Written by Jeannie Swales
This week’s exhibit is a recent acquisition by Scarborough Museums Trust - an elegant medieval silver brooch.
A circular frame is decorated with four evenly-spaced “knops” (a technical term for an ornamental knob) and four lozenges in the form of eight-petalled flowers. There are traces of gilding on the brooch.
The brooch is in very good condition, unusually retaining its pin. It would have been functional as well as decorative, holding the wearer’s clothes in place.
Dating from the 13th or 14th century, the brooch was found last year by a metal detectorist working on farmland near Egton. Because it’s composed of more than 10 per cent precious metal, the brooch qualifies as treasure under the Treasure Act 1996.
If you find something that you believe may be defined as treasure, you are legally obliged to report it to a coroner – either within 14 days of finding it, or within 14 days of realising that it might be treasure if it’s an old find. There’s excellent detailed information on the website of the Portable Antiquities Scheme (www.finds.org.uk), including advice for landowners.
The Treasure Act states that certain things are defined as treasure if found after September 24, 1997 (or in some cases, after January 1, 2003):
l Any metallic object, other than a coin, provided that at least 10 per cent by weight of metal is precious metal (that is, gold or silver) and that it is at least 300 years old when found.
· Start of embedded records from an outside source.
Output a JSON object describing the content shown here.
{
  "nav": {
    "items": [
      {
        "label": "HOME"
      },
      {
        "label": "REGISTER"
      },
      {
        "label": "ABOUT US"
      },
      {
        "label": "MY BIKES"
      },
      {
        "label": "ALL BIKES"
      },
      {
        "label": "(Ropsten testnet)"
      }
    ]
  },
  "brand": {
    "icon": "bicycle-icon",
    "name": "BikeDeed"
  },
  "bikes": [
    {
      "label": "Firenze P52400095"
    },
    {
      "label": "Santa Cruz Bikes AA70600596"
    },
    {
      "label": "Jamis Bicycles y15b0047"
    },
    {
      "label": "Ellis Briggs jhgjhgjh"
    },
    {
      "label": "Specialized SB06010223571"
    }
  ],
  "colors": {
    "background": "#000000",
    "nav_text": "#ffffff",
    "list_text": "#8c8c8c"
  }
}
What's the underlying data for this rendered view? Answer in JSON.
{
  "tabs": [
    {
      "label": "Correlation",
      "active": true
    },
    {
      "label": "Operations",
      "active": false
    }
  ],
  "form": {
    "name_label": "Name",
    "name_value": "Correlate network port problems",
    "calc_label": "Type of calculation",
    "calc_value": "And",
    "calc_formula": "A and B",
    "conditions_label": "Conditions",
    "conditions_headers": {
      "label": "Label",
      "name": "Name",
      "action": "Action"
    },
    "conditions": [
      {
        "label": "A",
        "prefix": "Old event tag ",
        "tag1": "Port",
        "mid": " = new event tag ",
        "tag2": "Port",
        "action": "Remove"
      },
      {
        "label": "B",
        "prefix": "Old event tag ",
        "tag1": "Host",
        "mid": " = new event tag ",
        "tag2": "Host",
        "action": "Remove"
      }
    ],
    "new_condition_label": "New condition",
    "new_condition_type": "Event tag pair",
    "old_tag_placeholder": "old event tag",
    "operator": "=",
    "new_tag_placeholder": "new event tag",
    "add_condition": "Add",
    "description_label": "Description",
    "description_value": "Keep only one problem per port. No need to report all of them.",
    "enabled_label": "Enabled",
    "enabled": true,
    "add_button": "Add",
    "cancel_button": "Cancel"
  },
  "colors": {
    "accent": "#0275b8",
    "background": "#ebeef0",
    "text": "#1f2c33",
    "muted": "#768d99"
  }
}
If the object is of prehistoric date it will be treasure provided any part of it is precious metal.
l Any group of two or more metallic objects of any composition of prehistoric date that come from the same find.
l Two or more coins from the same find provided they are at least 300 years old when found and contain 10 per cent gold or silver (if the coins contain less than 10 per cent of gold or silver there must be at least ten of them). Only the following groups of coins will normally be regarded as coming from the same find: hoards that have been deliberately hidden; smaller groups of coins, such as the contents of purses, that may been dropped or lost; votive or ritual deposits.
l Any object, whatever it is made of, that is found in the same place as, or had previously been together with, another object that is treasure.
The brooch is part of the Scarborough Collections, the name given to all the museum objects that have been acquired by the borough over the years, now in the care of Scarborough Museums Trust.
For further information, please contact Collections Manager Jennifer Dunne on Jennifer.firstname.lastname@example.org or (01723) 384510.